You can divide the Italian political opposition into two categories: Mr Berlusconi’s party and the others.
Mr Berlusconi stipulated with Prime Minister Renzi the so called “Nazareno Pact”, whose content is being kept partially secret, and his opposition to the Government is soft at best. Some commentators even speculate that the Nazareno Pact could actually be an instrument of surrender by which Mr Berlusconi renounced to any attempt at opposition in exchange for friendly policies towards his companies by the Government.
The hardline opposition is made of the Brothers of Italy, the Northern League, the Five Stars Movement and the Left, Ecology and Freedom party. Of these parties, only the Northern League and the Five Stars Movement have some numerical consistence, and they are visibly drifting towards the right end of the political spectrum.
The Northern League was born in the Nineties to represent the richest regions of Northern Italy. However, this didn’t allow it to get votes in the Center and the South; and without those votes, you will never win. Therefore the new secretary Matteo Salvini is turning the League in some sort of nationalist party attacking Brussels and immigration rather than Rome. Mr Salvini praised the French National Front, and has a good relationship with the traditional right of the Brothers of Italy. On Sunday, the Northern League staged a big protest against immigration in Milan, enlisting the help of the neo-fascist movement Casa Pound.

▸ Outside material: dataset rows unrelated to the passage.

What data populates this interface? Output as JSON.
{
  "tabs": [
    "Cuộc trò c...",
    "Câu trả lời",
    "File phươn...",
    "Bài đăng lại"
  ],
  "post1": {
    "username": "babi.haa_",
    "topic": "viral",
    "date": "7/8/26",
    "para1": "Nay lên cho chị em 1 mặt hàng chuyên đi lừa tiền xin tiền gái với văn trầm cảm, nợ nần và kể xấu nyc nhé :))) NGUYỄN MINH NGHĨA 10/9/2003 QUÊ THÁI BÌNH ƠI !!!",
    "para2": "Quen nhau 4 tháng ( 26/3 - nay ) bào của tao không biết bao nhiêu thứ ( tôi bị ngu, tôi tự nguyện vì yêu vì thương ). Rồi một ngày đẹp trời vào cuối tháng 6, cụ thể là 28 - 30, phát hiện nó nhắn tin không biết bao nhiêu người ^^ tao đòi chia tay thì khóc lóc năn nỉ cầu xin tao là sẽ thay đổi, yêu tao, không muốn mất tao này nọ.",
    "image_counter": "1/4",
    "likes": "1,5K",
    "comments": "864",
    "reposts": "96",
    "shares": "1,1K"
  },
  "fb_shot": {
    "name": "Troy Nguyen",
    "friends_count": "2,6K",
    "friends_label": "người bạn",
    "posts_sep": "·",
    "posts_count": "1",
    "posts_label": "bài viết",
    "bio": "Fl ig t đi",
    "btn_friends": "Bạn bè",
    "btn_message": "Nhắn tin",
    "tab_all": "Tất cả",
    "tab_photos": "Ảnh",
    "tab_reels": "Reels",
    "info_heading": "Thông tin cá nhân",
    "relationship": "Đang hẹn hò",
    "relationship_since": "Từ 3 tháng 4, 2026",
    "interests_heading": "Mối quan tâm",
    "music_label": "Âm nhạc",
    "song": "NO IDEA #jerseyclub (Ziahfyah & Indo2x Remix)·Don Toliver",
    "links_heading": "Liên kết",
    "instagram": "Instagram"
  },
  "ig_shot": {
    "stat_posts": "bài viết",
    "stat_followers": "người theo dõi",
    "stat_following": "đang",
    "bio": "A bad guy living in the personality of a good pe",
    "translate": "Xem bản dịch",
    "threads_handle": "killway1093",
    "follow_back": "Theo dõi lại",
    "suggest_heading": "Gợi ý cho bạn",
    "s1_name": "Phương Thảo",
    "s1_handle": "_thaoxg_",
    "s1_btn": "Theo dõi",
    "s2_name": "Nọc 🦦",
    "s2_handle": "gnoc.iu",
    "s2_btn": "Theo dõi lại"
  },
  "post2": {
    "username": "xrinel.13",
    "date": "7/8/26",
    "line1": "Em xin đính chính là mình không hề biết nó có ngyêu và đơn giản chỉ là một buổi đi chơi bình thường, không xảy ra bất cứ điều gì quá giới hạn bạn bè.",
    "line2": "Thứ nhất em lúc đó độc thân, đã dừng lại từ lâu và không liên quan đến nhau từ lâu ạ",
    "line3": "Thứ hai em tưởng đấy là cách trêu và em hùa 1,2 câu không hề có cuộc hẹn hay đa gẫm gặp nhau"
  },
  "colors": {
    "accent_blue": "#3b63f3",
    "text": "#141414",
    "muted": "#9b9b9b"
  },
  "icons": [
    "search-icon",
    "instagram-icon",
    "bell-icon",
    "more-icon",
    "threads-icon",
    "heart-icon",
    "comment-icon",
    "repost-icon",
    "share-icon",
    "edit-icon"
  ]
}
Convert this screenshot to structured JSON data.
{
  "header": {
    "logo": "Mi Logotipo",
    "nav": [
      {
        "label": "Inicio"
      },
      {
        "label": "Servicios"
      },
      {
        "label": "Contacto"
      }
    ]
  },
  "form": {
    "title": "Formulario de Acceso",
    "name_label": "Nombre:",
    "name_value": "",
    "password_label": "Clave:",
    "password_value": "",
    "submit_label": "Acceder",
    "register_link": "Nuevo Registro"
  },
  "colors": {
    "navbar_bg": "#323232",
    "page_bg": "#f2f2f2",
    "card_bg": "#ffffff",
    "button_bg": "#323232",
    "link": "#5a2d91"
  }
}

Mr Grillo’s Five Stars Movement claims to be “post-ideological”, neither rightist or leftist. However, in the European Parliament it is in the same grouping with the United Kingdom Independence Party and recently Mr Grillo used very harsh tones against immigration. Moreover, Mr Grillo is sometimes accused of neo-fascism for his aggressive tones, his populism and his habit of expelling from the Movement anyone who voices the slightest criticism against him.